WORK TO BE COMPLETED
Pictures stay out; everything else in the records below gets copied exactly.

TASK INPUT
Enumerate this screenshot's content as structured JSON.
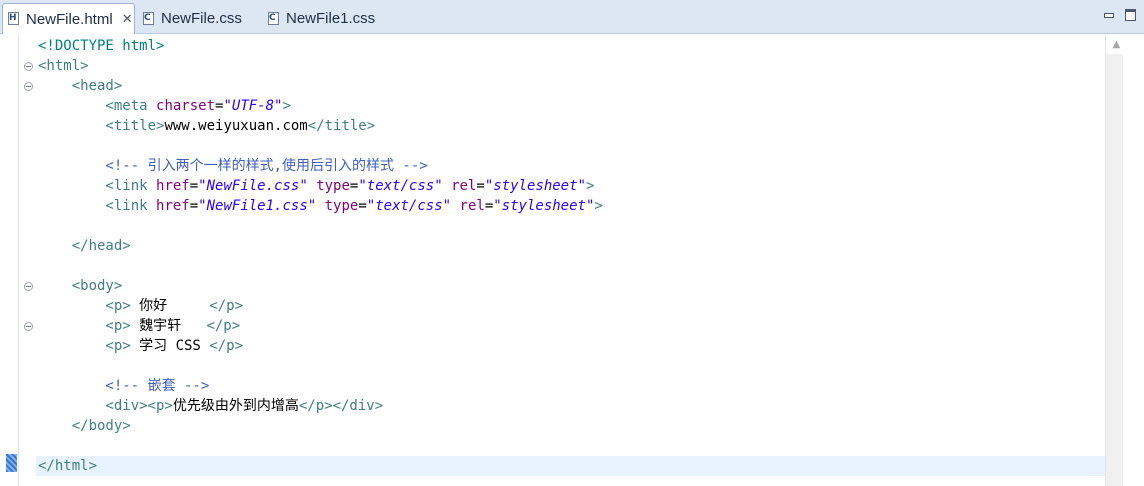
{
  "tabs": [
    {
      "label": "NewFile.html",
      "icon": "html-file-icon",
      "active": true,
      "closable": true
    },
    {
      "label": "NewFile.css",
      "icon": "css-file-icon",
      "active": false
    },
    {
      "label": "NewFile1.css",
      "icon": "css-file-icon",
      "active": false
    }
  ],
  "editor": {
    "current_line": 22,
    "lines": [
      [
        [
          "dt",
          "<!DOCTYPE html>"
        ]
      ],
      [
        [
          "tag",
          "<html>"
        ]
      ],
      [
        [
          "tag",
          "    <head>"
        ]
      ],
      [
        [
          "tag",
          "        <meta "
        ],
        [
          "att",
          "charset"
        ],
        [
          "txt",
          "="
        ],
        [
          "val",
          "\"UTF-8\""
        ],
        [
          "tag",
          ">"
        ]
      ],
      [
        [
          "tag",
          "        <title>"
        ],
        [
          "txt",
          "www.weiyuxuan.com"
        ],
        [
          "tag",
          "</title>"
        ]
      ],
      [],
      [
        [
          "cmt",
          "        <!-- 引入两个一样的样式,使用后引入的样式 -->"
        ]
      ],
      [
        [
          "tag",
          "        <link "
        ],
        [
          "att",
          "href"
        ],
        [
          "txt",
          "="
        ],
        [
          "val",
          "\"NewFile.css\""
        ],
        [
          "txt",
          " "
        ],
        [
          "att",
          "type"
        ],
        [
          "txt",
          "="
        ],
        [
          "val",
          "\"text/css\""
        ],
        [
          "txt",
          " "
        ],
        [
          "att",
          "rel"
        ],
        [
          "txt",
          "="
        ],
        [
          "val",
          "\"stylesheet\""
        ],
        [
          "tag",
          ">"
        ]
      ],
      [
        [
          "tag",
          "        <link "
        ],
        [
          "att",
          "href"
        ],
        [
          "txt",
          "="
        ],
        [
          "val",
          "\"NewFile1.css\""
        ],
        [
          "txt",
          " "
        ],
        [
          "att",
          "type"
        ],
        [
          "txt",
          "="
        ],
        [
          "val",
          "\"text/css\""
        ],
        [
          "txt",
          " "
        ],
        [
          "att",
          "rel"
        ],
        [
          "txt",
          "="
        ],
        [
          "val",
          "\"stylesheet\""
        ],
        [
          "tag",
          ">"
        ]
      ],
      [],
      [
        [
          "tag",
          "    </head>"
        ]
      ],
      [],
      [
        [
          "tag",
          "    <body>"
        ]
      ],
      [
        [
          "tag",
          "        <p>"
        ],
        [
          "txt",
          " 你好     "
        ],
        [
          "tag",
          "</p>"
        ]
      ],
      [
        [
          "tag",
          "        <p>"
        ],
        [
          "txt",
          " 魏宇轩   "
        ],
        [
          "tag",
          "</p>"
        ]
      ],
      [
        [
          "tag",
          "        <p>"
        ],
        [
          "txt",
          " 学习 CSS "
        ],
        [
          "tag",
          "</p>"
        ]
      ],
      [],
      [
        [
          "cmt",
          "        <!-- 嵌套 -->"
        ]
      ],
      [
        [
          "tag",
          "        <div><p>"
        ],
        [
          "txt",
          "优先级由外到内增高"
        ],
        [
          "tag",
          "</p></div>"
        ]
      ],
      [
        [
          "tag",
          "    </body>"
        ]
      ],
      [],
      [
        [
          "tag",
          "</html>"
        ]
      ]
    ],
    "fold_lines": [
      2,
      3,
      13,
      15
    ]
  }
}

EXERCISE RESULT
Enumerate this screenshot's content as structured JSON.
{
  "tabs": [
    {
      "label": "NewFile.html",
      "icon": "html-file-icon",
      "active": true,
      "closable": true
    },
    {
      "label": "NewFile.css",
      "icon": "css-file-icon",
      "active": false
    },
    {
      "label": "NewFile1.css",
      "icon": "css-file-icon",
      "active": false
    }
  ],
  "editor": {
    "current_line": 22,
    "lines": [
      [
        [
          "dt",
          "<!DOCTYPE html>"
        ]
      ],
      [
        [
          "tag",
          "<html>"
        ]
      ],
      [
        [
          "tag",
          "    <head>"
        ]
      ],
      [
        [
          "tag",
          "        <meta "
        ],
        [
          "att",
          "charset"
        ],
        [
          "txt",
          "="
        ],
        [
          "val",
          "\"UTF-8\""
        ],
        [
          "tag",
          ">"
        ]
      ],
      [
        [
          "tag",
          "        <title>"
        ],
        [
          "txt",
          "www.weiyuxuan.com"
        ],
        [
          "tag",
          "</title>"
        ]
      ],
      [],
      [
        [
          "cmt",
          "        <!-- 引入两个一样的样式,使用后引入的样式 -->"
        ]
      ],
      [
        [
          "tag",
          "        <link "
        ],
        [
          "att",
          "href"
        ],
        [
          "txt",
          "="
        ],
        [
          "val",
          "\"NewFile.css\""
        ],
        [
          "txt",
          " "
        ],
        [
          "att",
          "type"
        ],
        [
          "txt",
          "="
        ],
        [
          "val",
          "\"text/css\""
        ],
        [
          "txt",
          " "
        ],
        [
          "att",
          "rel"
        ],
        [
          "txt",
          "="
        ],
        [
          "val",
          "\"stylesheet\""
        ],
        [
          "tag",
          ">"
        ]
      ],
      [
        [
          "tag",
          "        <link "
        ],
        [
          "att",
          "href"
        ],
        [
          "txt",
          "="
        ],
        [
          "val",
          "\"NewFile1.css\""
        ],
        [
          "txt",
          " "
        ],
        [
          "att",
          "type"
        ],
        [
          "txt",
          "="
        ],
        [
          "val",
          "\"text/css\""
        ],
        [
          "txt",
          " "
        ],
        [
          "att",
          "rel"
        ],
        [
          "txt",
          "="
        ],
        [
          "val",
          "\"stylesheet\""
        ],
        [
          "tag",
          ">"
        ]
      ],
      [],
      [
        [
          "tag",
          "    </head>"
        ]
      ],
      [],
      [
        [
          "tag",
          "    <body>"
        ]
      ],
      [
        [
          "tag",
          "        <p>"
        ],
        [
          "txt",
          " 你好     "
        ],
        [
          "tag",
          "</p>"
        ]
      ],
      [
        [
          "tag",
          "        <p>"
        ],
        [
          "txt",
          " 魏宇轩   "
        ],
        [
          "tag",
          "</p>"
        ]
      ],
      [
        [
          "tag",
          "        <p>"
        ],
        [
          "txt",
          " 学习 CSS "
        ],
        [
          "tag",
          "</p>"
        ]
      ],
      [],
      [
        [
          "cmt",
          "        <!-- 嵌套 -->"
        ]
      ],
      [
        [
          "tag",
          "        <div><p>"
        ],
        [
          "txt",
          "优先级由外到内增高"
        ],
        [
          "tag",
          "</p></div>"
        ]
      ],
      [
        [
          "tag",
          "    </body>"
        ]
      ],
      [],
      [
        [
          "tag",
          "</html>"
        ]
      ]
    ],
    "fold_lines": [
      2,
      3,
      13,
      15
    ]
  }
}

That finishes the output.